It is estimated that 50% or more of HIV-infected individuals experience the comorbidity, HIV-associated neurocognitive disorders known collectively as HAND. Our research is focused on how chronic low-level viral replication stimulates pro-inflammatory signaling in the brain and as a result, induces cellular activation, initiating a cascade of events within the central nervous system (CNS) which leads to synaptodendritic, axonal, and neuronal injury.
Osteopontin (OPN) is a cytokine first identified as early T-cell activation marker 1 and appears to be a first responder in the inflammatory cascade in T-cells. OPN is also expressed by other cell types including macrophages. Interestingly, OPN is upregulated in several neurodegenerative disorders including HIV-associated neurocognitive disorder (HAND), suggesting that there may be shared molecular mechanisms leading to OPN dysregulation. However, the role of OPN in these pathogenic processes is not understood.
We recently showed that in HIV-associated neurocognitive disorder, OPN is elevated not only in microglia and macrophages in the brain, but also in cortical neurons. These findings suggests that OPN signaling persists in a chronic fashion with the severity of impairment. The long-term impact of excess OPN in the brain is currently not known. We are using in vitro culture models to investigate the impact of OPN levels on HIV-mediated neurotoxicity. We aim to use more physiologically relevant mouse models for HIV infection to determine the contribution of OPN signaling in HIV-induced neuronal injury. Additionally, through in vivo and in vitro studies and the use of autopsy tissues, we aim to identify the signaling pathways within cells of the CNS which are regulated by OPN and play a critical role in the disorder.

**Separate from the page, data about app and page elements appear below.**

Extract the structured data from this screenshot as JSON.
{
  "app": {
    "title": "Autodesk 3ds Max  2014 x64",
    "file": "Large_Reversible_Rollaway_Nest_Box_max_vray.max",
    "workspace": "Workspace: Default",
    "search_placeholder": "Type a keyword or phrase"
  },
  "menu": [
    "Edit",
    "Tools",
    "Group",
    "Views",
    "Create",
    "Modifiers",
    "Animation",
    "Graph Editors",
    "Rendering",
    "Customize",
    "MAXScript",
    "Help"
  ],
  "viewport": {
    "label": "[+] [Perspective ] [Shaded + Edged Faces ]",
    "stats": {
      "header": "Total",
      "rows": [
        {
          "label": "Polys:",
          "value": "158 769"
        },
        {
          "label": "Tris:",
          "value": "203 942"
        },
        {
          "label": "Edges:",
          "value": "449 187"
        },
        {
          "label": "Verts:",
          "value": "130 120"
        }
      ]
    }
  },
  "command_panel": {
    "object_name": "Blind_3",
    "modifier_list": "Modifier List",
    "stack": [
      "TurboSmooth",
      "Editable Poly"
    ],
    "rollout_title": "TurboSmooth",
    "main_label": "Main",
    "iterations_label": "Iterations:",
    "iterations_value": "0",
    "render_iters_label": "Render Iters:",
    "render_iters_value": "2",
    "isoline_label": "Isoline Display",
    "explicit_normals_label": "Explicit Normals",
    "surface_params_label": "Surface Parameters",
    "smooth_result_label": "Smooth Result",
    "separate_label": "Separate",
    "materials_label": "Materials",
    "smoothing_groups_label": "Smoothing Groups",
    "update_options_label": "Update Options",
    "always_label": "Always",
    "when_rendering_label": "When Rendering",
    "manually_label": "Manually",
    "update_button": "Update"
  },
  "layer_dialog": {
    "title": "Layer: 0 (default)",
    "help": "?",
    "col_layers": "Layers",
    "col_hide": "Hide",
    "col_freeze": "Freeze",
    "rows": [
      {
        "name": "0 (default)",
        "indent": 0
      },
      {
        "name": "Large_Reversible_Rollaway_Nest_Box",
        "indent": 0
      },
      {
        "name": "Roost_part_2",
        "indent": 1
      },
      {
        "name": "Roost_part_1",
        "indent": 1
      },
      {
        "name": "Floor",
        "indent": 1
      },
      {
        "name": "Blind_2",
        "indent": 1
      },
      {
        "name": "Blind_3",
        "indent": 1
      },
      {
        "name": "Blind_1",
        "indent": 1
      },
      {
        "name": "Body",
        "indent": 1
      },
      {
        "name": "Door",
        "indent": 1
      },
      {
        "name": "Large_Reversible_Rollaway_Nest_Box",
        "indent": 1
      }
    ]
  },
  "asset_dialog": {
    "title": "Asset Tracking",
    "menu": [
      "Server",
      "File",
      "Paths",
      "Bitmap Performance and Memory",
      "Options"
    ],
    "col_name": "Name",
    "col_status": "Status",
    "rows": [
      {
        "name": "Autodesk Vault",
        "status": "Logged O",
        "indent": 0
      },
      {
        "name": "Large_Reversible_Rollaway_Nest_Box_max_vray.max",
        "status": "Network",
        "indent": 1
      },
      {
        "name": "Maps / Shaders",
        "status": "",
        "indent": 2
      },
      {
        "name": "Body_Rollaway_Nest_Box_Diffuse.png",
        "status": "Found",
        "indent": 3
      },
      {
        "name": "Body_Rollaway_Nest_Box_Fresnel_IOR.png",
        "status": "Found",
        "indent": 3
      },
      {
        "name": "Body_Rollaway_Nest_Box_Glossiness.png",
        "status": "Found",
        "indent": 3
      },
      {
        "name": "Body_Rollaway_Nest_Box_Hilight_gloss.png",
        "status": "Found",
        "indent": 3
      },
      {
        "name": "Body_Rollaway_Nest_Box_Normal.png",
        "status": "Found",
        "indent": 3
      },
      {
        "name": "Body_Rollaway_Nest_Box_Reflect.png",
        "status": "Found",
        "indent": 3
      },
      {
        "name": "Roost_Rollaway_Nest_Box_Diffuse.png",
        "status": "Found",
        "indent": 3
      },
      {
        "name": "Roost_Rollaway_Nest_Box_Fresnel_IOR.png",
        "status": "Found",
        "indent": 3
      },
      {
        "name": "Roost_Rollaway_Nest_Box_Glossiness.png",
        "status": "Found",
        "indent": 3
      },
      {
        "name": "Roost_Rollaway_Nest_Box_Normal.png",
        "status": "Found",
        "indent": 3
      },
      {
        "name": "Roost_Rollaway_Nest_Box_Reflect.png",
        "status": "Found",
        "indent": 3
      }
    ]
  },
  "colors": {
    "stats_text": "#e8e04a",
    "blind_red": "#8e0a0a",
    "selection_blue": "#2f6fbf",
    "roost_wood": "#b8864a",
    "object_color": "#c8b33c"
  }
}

We also showed that OPN stimulates HIV replication in macrophages through pathways dependent on the transcription factor NF-kappaB. We are identifying the important genes and signal transduction circuits which lie upstream to uncover the molecular mechanisms by which OPN stimulates HIV replication and persistence in macrophages.